Dr. John and Friends

Dr. John and Friends

Dr. John and Friends

The Musical Mojo of Dr. John: A Celebration of Mac and his Music

Concord Music Group

Before there was a Dr. John, there was Mac Rebennack, a young session guitar player and producer working in the studios and bars of the Crescent City. Mac would have been an important figure in music history just for those early works, but when he relocated to Los Angeles in the late 1960s and became Dr. John, Mac became the personification and ambassador of New Orleans music and culture. His identification with the city has only grown stronger in the post-Katrina world.

On May 3rd, 2014, Dr. John got the Last Waltz treatment at the Sanger Theatre in New Orleans. Producer and bassist Don Was led the house band for the event with a cavalcade of stars paying tribute to Mac and his music. The performers and song selection are an interestingly reflective batch. For example, many people have only heard Mac’s version of “Indian Red”, a sacred song to the Mardi Gras Indian Tribes of New Orleans. On this tribute, Cyril Neville and Big Chief Jolly bring the song back to the streets. And while Mac recorded a nice version of “Life”, at this tribute concert the song is performed by Allen Toussaint, the song’s composer.

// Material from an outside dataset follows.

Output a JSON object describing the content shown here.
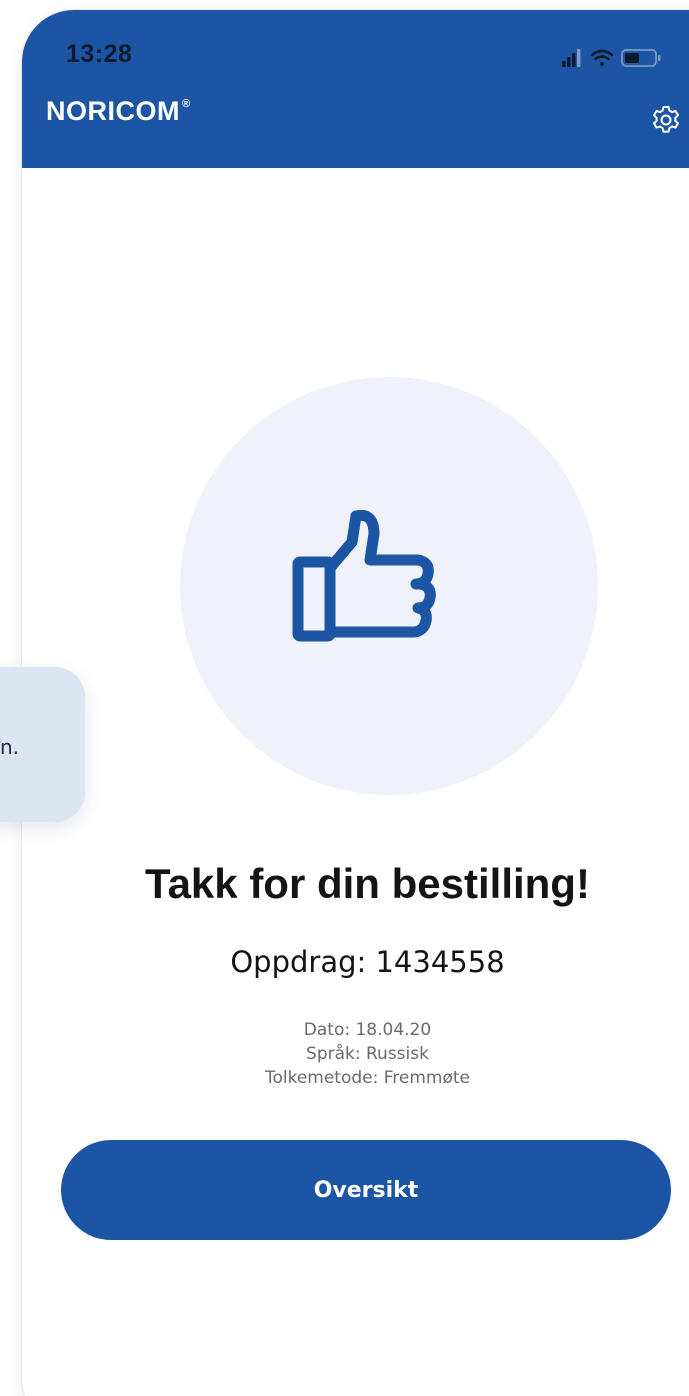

So a good part of the program is a general celebration of New Orleans music. George Porter Jr. runs down the prison classic “Junco Partner”, which has been performed by everyone from Mac to the Clash. Shannon McNally sings the Bobby Charles ode to hoboing, “Street People” and Dave Malone sings the Leadbelly classic, “Goodnight Irene”. Big Chief Monk Boudreaux takes us back to the streets with the Mardi Gras classic, “Big Chief”.

The concert is book-ended by performances featuring the good Doctor himself. The show opens with Dr. John’s biggest hit, “Right Place, Wrong Time”, done as a duet with Bruce Springsteen. Andre Osborne does a nice version of “Somebody Changed the Locks” with the Grateful Dead’s Bill Kreutzmann on drums. Widespread Panic and the Dirty Dozen Brass Band give “Familiar Reality” a gritty, funky workout. I was really pleased to see Warren Haynes chose to do “You Lie”, from Locked Down. I really love that record and it acknowledges that the Doctor is still writing great songs into his 7th decade.

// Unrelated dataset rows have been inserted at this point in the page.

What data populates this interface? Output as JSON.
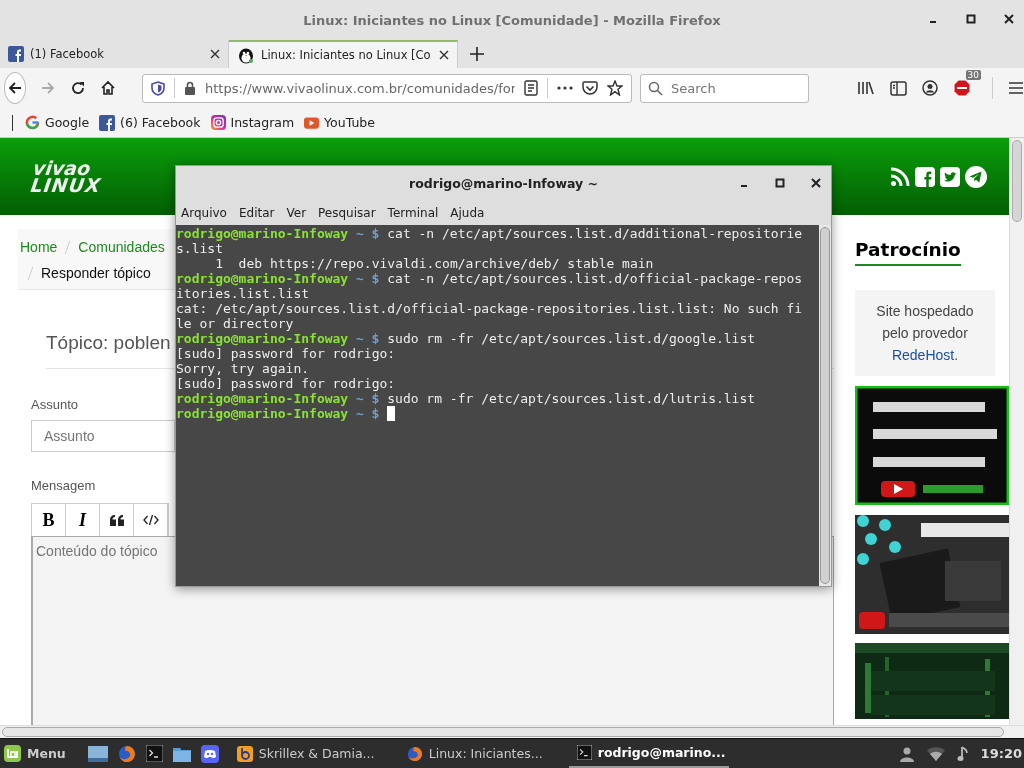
{
  "browser": {
    "title": "Linux: Iniciantes no Linux [Comunidade] - Mozilla Firefox",
    "tabs": [
      {
        "label": "(1) Facebook",
        "selected": false,
        "kind": "facebook"
      },
      {
        "label": "Linux: Iniciantes no Linux [Co",
        "selected": true,
        "kind": "penguin"
      }
    ],
    "url": "https://www.vivaolinux.com.br/comunidades/for",
    "search": {
      "placeholder": "Search"
    },
    "addon_badge": "30",
    "bookmarks": [
      {
        "label": "Google",
        "kind": "google"
      },
      {
        "label": "(6) Facebook",
        "kind": "facebook"
      },
      {
        "label": "Instagram",
        "kind": "instagram"
      },
      {
        "label": "YouTube",
        "kind": "youtube"
      }
    ]
  },
  "page": {
    "logo": {
      "line1": "vivao",
      "line2": "LINUX"
    },
    "breadcrumb": [
      {
        "label": "Home",
        "kind": "link"
      },
      {
        "label": "Comunidades",
        "kind": "link"
      },
      {
        "label": "Responder tópico",
        "kind": "current"
      }
    ],
    "topic_title": "Tópico: poblen",
    "subject": {
      "label": "Assunto",
      "placeholder": "Assunto"
    },
    "message": {
      "label": "Mensagem",
      "placeholder": "Conteúdo do tópico",
      "toolbar": [
        {
          "kind": "bold",
          "label": "B"
        },
        {
          "kind": "italic",
          "label": "I"
        },
        {
          "kind": "quote"
        },
        {
          "kind": "code"
        }
      ]
    },
    "sidebar": {
      "heading": "Patrocínio",
      "sponsor": {
        "text": "Site hospedado pelo provedor",
        "link": "RedeHost",
        "after": "."
      }
    }
  },
  "terminal": {
    "title": "rodrigo@marino-Infoway ~",
    "menu": [
      "Arquivo",
      "Editar",
      "Ver",
      "Pesquisar",
      "Terminal",
      "Ajuda"
    ],
    "lines": [
      {
        "kind": "prompt",
        "user": "rodrigo@marino-Infoway",
        "path": "~",
        "symbol": "$",
        "command": "cat -n /etc/apt/sources.list.d/additional-repositorie"
      },
      {
        "kind": "output",
        "text": "s.list"
      },
      {
        "kind": "output",
        "text": "     1  deb https://repo.vivaldi.com/archive/deb/ stable main"
      },
      {
        "kind": "prompt",
        "user": "rodrigo@marino-Infoway",
        "path": "~",
        "symbol": "$",
        "command": "cat -n /etc/apt/sources.list.d/official-package-repos"
      },
      {
        "kind": "output",
        "text": "itories.list.list"
      },
      {
        "kind": "output",
        "text": "cat: /etc/apt/sources.list.d/official-package-repositories.list.list: No such fi"
      },
      {
        "kind": "output",
        "text": "le or directory"
      },
      {
        "kind": "prompt",
        "user": "rodrigo@marino-Infoway",
        "path": "~",
        "symbol": "$",
        "command": "sudo rm -fr /etc/apt/sources.list.d/google.list"
      },
      {
        "kind": "output",
        "text": "[sudo] password for rodrigo:"
      },
      {
        "kind": "output",
        "text": "Sorry, try again."
      },
      {
        "kind": "output",
        "text": "[sudo] password for rodrigo:"
      },
      {
        "kind": "prompt",
        "user": "rodrigo@marino-Infoway",
        "path": "~",
        "symbol": "$",
        "command": "sudo rm -fr /etc/apt/sources.list.d/lutris.list"
      },
      {
        "kind": "prompt",
        "user": "rodrigo@marino-Infoway",
        "path": "~",
        "symbol": "$",
        "cursor": true
      }
    ]
  },
  "taskbar": {
    "menu_label": "Menu",
    "windows": [
      {
        "label": "Skrillex & Damia...",
        "kind": "player",
        "selected": false
      },
      {
        "label": "Linux: Iniciantes...",
        "kind": "browser",
        "selected": false
      },
      {
        "label": "rodrigo@marino...",
        "kind": "terminal",
        "selected": true
      }
    ],
    "clock": "19:20"
  }
}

The set closes with a trio of songs performed by the man himself. Terrance Blanchard provides some tasteful trumpet solos to the jazz ballad, “Come Rain or Come Shine”. The closing track, “Such a Night” is a crowd-pleaser (and was a stand out number in the Last Waltz). The Mac song that really got me though was the rendition of “I Walk on Guilded Splinters”. It’s one of Mac’s spookiest, most voodoo infused tunes ever. This version highlights the interplay between the Doctor and his current musical director, Sarah Morrow. I’m happy to have a recording with Sarah’s electronically mutated trombone. The wah-wah trombone is appropriately hallucinatory on this song about herbs, murder and the occult.

Listening to this set makes me wonder how die-hard fans of The Band felt at The Last Waltz. Sure, these are killer performances of killer songs, but …. Where’s The Band? Call me a cranky old man, but I was hoping to hear a more Mac compositions. I’d also love to hear more of the Doctor with his current touring band. There is a deluxe package that includes a DVD of the performances. From what I’ve seen posted on YouTube, it might be worth the extra money. The double CD is definitely a worthy tribute to Mac Rebennack and his music.

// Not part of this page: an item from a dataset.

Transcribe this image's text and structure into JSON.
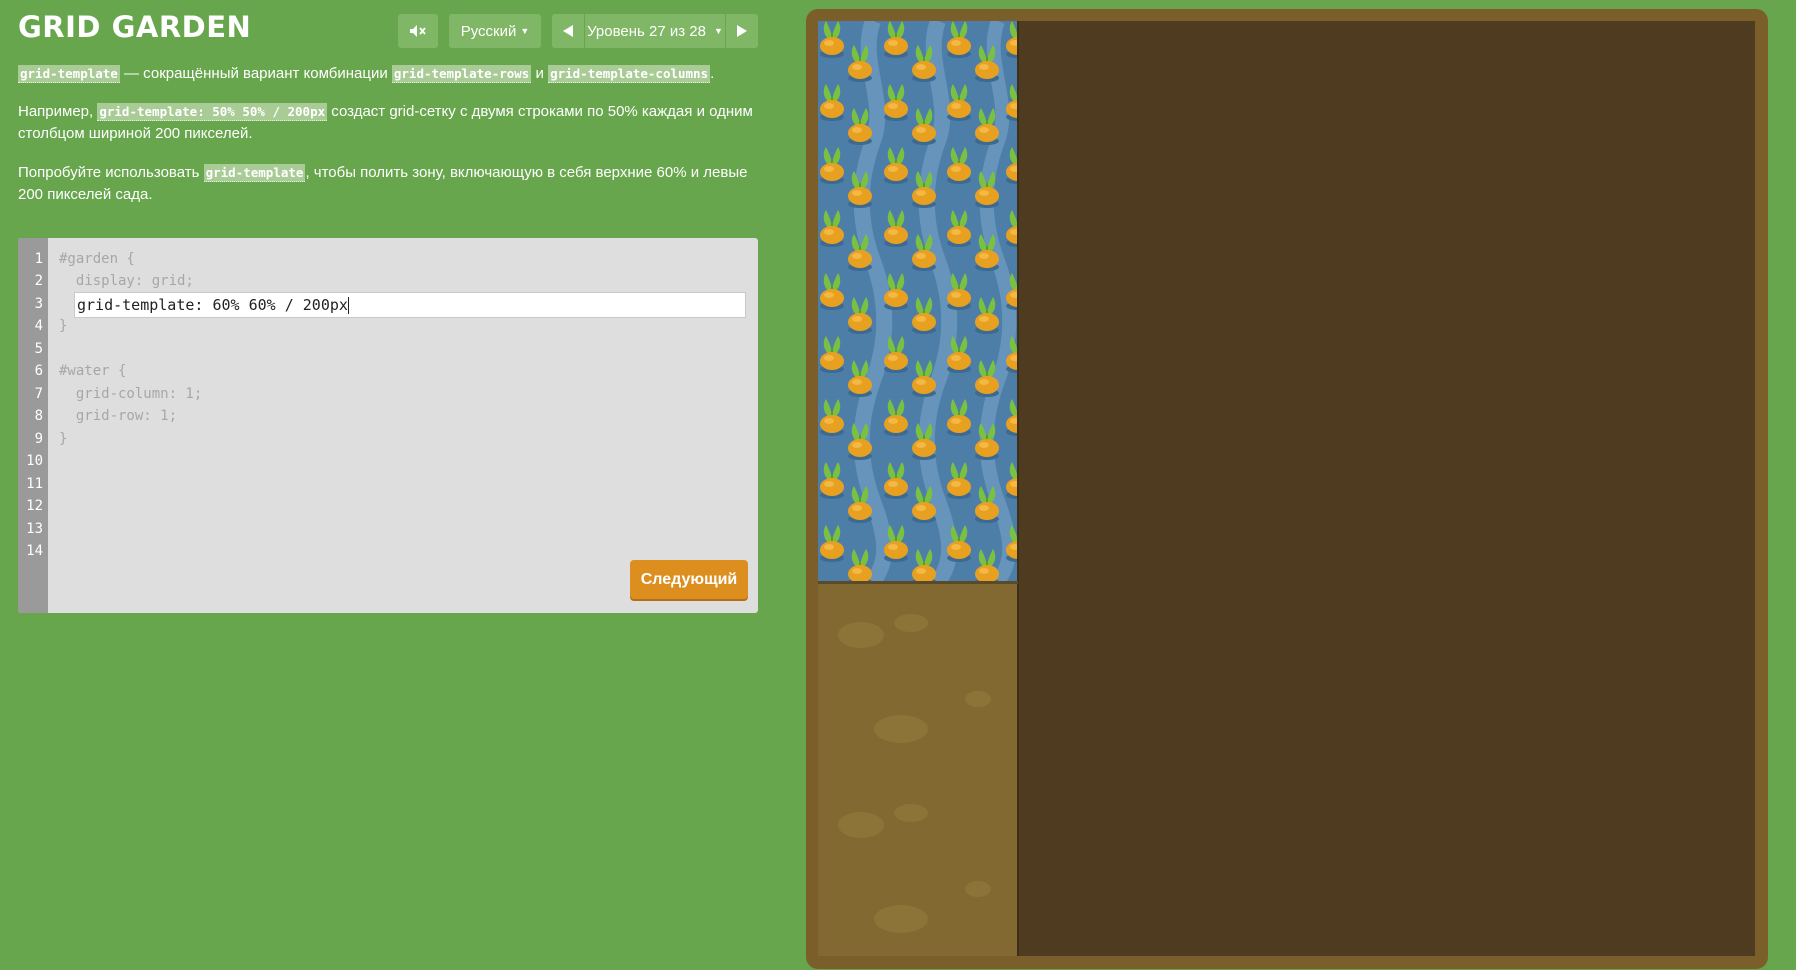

Leave a Comment

Your email address will not be published. Required fields are marked with *

Recently on Ink 19...

From the Archives